(Stored entries)
⁂

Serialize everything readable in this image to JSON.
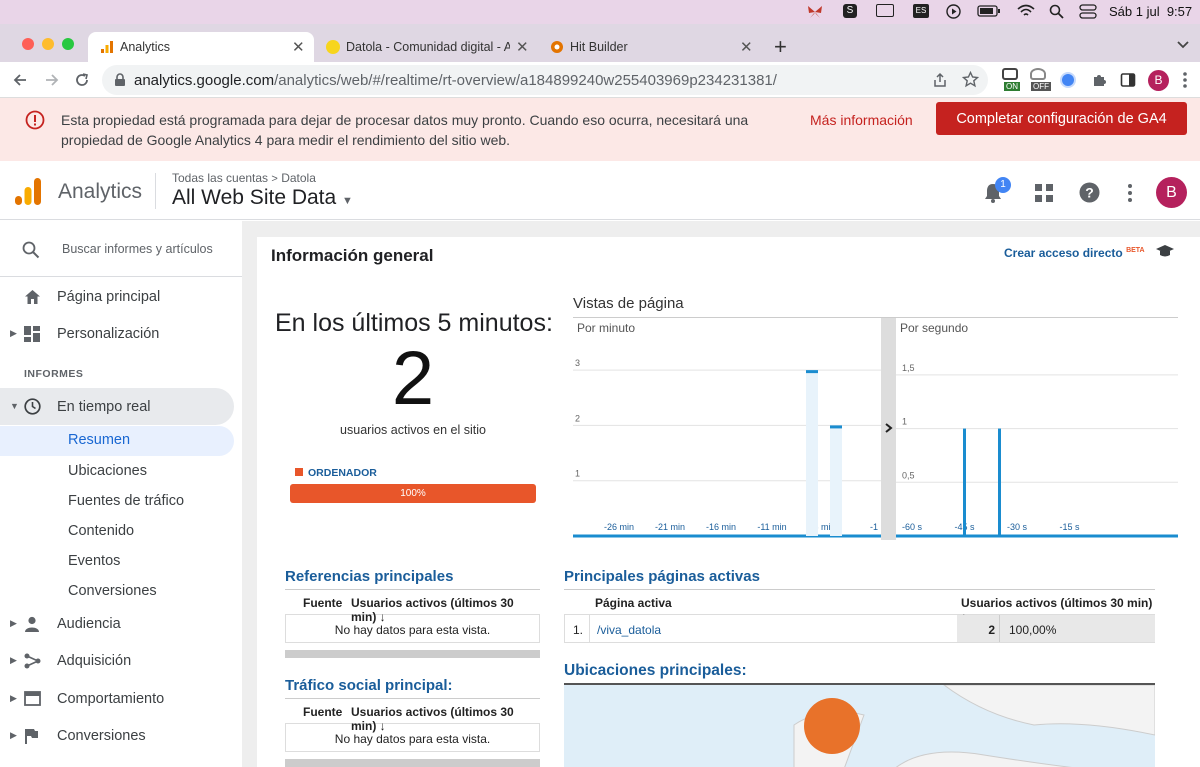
{
  "menubar": {
    "date": "Sáb 1 jul",
    "time": "9:57",
    "lang": "ES"
  },
  "tabs": [
    {
      "label": "Analytics",
      "active": true
    },
    {
      "label": "Datola - Comunidad digital - A",
      "active": false
    },
    {
      "label": "Hit Builder",
      "active": false
    }
  ],
  "toolbar": {
    "url_host": "analytics.google.com",
    "url_path": "/analytics/web/#/realtime/rt-overview/a184899240w255403969p234231381/",
    "profile_initial": "B",
    "ext_on": "ON",
    "ext_off": "OFF"
  },
  "banner": {
    "text": "Esta propiedad está programada para dejar de procesar datos muy pronto. Cuando eso ocurra, necesitará una propiedad de Google Analytics 4 para medir el rendimiento del sitio web.",
    "link": "Más información",
    "button": "Completar configuración de GA4"
  },
  "header": {
    "app_name": "Analytics",
    "breadcrumb_root": "Todas las cuentas",
    "breadcrumb_account": "Datola",
    "property": "All Web Site Data",
    "notification_count": "1",
    "avatar_initial": "B"
  },
  "sidebar": {
    "search_placeholder": "Buscar informes y artículos",
    "home": "Página principal",
    "custom": "Personalización",
    "section_reports": "INFORMES",
    "realtime": "En tiempo real",
    "realtime_items": [
      "Resumen",
      "Ubicaciones",
      "Fuentes de tráfico",
      "Contenido",
      "Eventos",
      "Conversiones"
    ],
    "audience": "Audiencia",
    "acquisition": "Adquisición",
    "behavior": "Comportamiento",
    "conversions": "Conversiones"
  },
  "overview": {
    "title": "Información general",
    "shortcut": "Crear acceso directo",
    "beta": "BETA",
    "last5_label": "En los últimos 5 minutos:",
    "active_users": "2",
    "active_users_label": "usuarios activos en el sitio",
    "device_label": "ORDENADOR",
    "device_pct": "100%",
    "device_share": 1.0,
    "colors": {
      "device": "#e8562a",
      "chart": "#1a8ccf",
      "title": "#1a5d9a"
    }
  },
  "pageviews": {
    "title": "Vistas de página",
    "per_minute_label": "Por minuto",
    "per_second_label": "Por segundo"
  },
  "chart_data": [
    {
      "type": "bar",
      "title": "Por minuto",
      "x_ticks": [
        "-26 min",
        "-21 min",
        "-16 min",
        "-11 min",
        "-6 min",
        "-1"
      ],
      "y_ticks": [
        "1",
        "2",
        "3"
      ],
      "ylim": [
        0,
        3.4
      ],
      "values": [
        {
          "x": -2,
          "y": 3
        },
        {
          "x": -1,
          "y": 2
        }
      ]
    },
    {
      "type": "bar",
      "title": "Por segundo",
      "x_ticks": [
        "-60 s",
        "-45 s",
        "-30 s",
        "-15 s"
      ],
      "y_ticks": [
        "0,5",
        "1",
        "1,5"
      ],
      "ylim": [
        0,
        1.75
      ],
      "values": [
        {
          "x": -45,
          "y": 1
        },
        {
          "x": -35,
          "y": 1
        }
      ]
    }
  ],
  "referrals": {
    "title": "Referencias principales",
    "col_source": "Fuente",
    "col_users": "Usuarios activos (últimos 30 min)",
    "empty": "No hay datos para esta vista."
  },
  "social": {
    "title": "Tráfico social principal:",
    "col_source": "Fuente",
    "col_users": "Usuarios activos (últimos 30 min)",
    "empty": "No hay datos para esta vista."
  },
  "active_pages": {
    "title": "Principales páginas activas",
    "col_page": "Página activa",
    "col_users": "Usuarios activos (últimos 30 min)",
    "rows": [
      {
        "rank": "1.",
        "page": "/viva_datola",
        "users": "2",
        "pct": "100,00%"
      }
    ]
  },
  "locations": {
    "title": "Ubicaciones principales:"
  }
}
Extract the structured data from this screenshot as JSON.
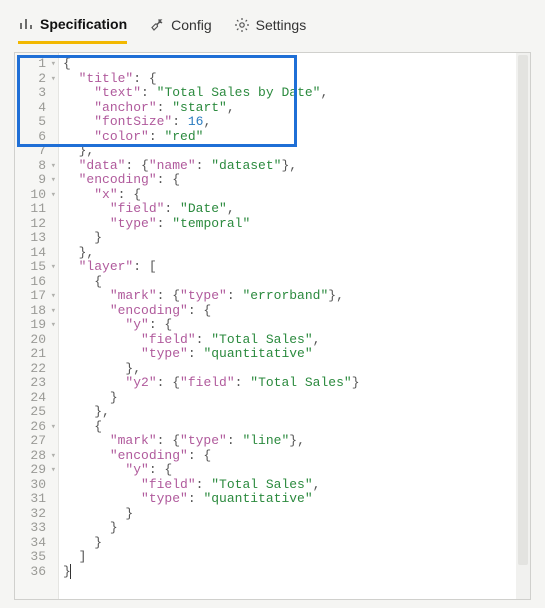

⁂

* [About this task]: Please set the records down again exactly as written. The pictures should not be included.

* [Written answer]:
Serialize everything readable in this image to JSON.
{
  "menubar": {
    "date": "Sáb 1 jul",
    "time": "9:57",
    "lang": "ES"
  },
  "tabs": [
    {
      "label": "Analytics",
      "active": true
    },
    {
      "label": "Datola - Comunidad digital - A",
      "active": false
    },
    {
      "label": "Hit Builder",
      "active": false
    }
  ],
  "toolbar": {
    "url_host": "analytics.google.com",
    "url_path": "/analytics/web/#/realtime/rt-overview/a184899240w255403969p234231381/",
    "profile_initial": "B",
    "ext_on": "ON",
    "ext_off": "OFF"
  },
  "banner": {
    "text": "Esta propiedad está programada para dejar de procesar datos muy pronto. Cuando eso ocurra, necesitará una propiedad de Google Analytics 4 para medir el rendimiento del sitio web.",
    "link": "Más información",
    "button": "Completar configuración de GA4"
  },
  "header": {
    "app_name": "Analytics",
    "breadcrumb_root": "Todas las cuentas",
    "breadcrumb_account": "Datola",
    "property": "All Web Site Data",
    "notification_count": "1",
    "avatar_initial": "B"
  },
  "sidebar": {
    "search_placeholder": "Buscar informes y artículos",
    "home": "Página principal",
    "custom": "Personalización",
    "section_reports": "INFORMES",
    "realtime": "En tiempo real",
    "realtime_items": [
      "Resumen",
      "Ubicaciones",
      "Fuentes de tráfico",
      "Contenido",
      "Eventos",
      "Conversiones"
    ],
    "audience": "Audiencia",
    "acquisition": "Adquisición",
    "behavior": "Comportamiento",
    "conversions": "Conversiones"
  },
  "overview": {
    "title": "Información general",
    "shortcut": "Crear acceso directo",
    "beta": "BETA",
    "last5_label": "En los últimos 5 minutos:",
    "active_users": "2",
    "active_users_label": "usuarios activos en el sitio",
    "device_label": "ORDENADOR",
    "device_pct": "100%",
    "device_share": 1.0,
    "colors": {
      "device": "#e8562a",
      "chart": "#1a8ccf",
      "title": "#1a5d9a"
    }
  },
  "pageviews": {
    "title": "Vistas de página",
    "per_minute_label": "Por minuto",
    "per_second_label": "Por segundo"
  },
  "chart_data": [
    {
      "type": "bar",
      "title": "Por minuto",
      "x_ticks": [
        "-26 min",
        "-21 min",
        "-16 min",
        "-11 min",
        "-6 min",
        "-1"
      ],
      "y_ticks": [
        "1",
        "2",
        "3"
      ],
      "ylim": [
        0,
        3.4
      ],
      "values": [
        {
          "x": -2,
          "y": 3
        },
        {
          "x": -1,
          "y": 2
        }
      ]
    },
    {
      "type": "bar",
      "title": "Por segundo",
      "x_ticks": [
        "-60 s",
        "-45 s",
        "-30 s",
        "-15 s"
      ],
      "y_ticks": [
        "0,5",
        "1",
        "1,5"
      ],
      "ylim": [
        0,
        1.75
      ],
      "values": [
        {
          "x": -45,
          "y": 1
        },
        {
          "x": -35,
          "y": 1
        }
      ]
    }
  ],
  "referrals": {
    "title": "Referencias principales",
    "col_source": "Fuente",
    "col_users": "Usuarios activos (últimos 30 min)",
    "empty": "No hay datos para esta vista."
  },
  "social": {
    "title": "Tráfico social principal:",
    "col_source": "Fuente",
    "col_users": "Usuarios activos (últimos 30 min)",
    "empty": "No hay datos para esta vista."
  },
  "active_pages": {
    "title": "Principales páginas activas",
    "col_page": "Página activa",
    "col_users": "Usuarios activos (últimos 30 min)",
    "rows": [
      {
        "rank": "1.",
        "page": "/viva_datola",
        "users": "2",
        "pct": "100,00%"
      }
    ]
  },
  "locations": {
    "title": "Ubicaciones principales:"
  }
}
Extract the structured data from this screenshot as JSON.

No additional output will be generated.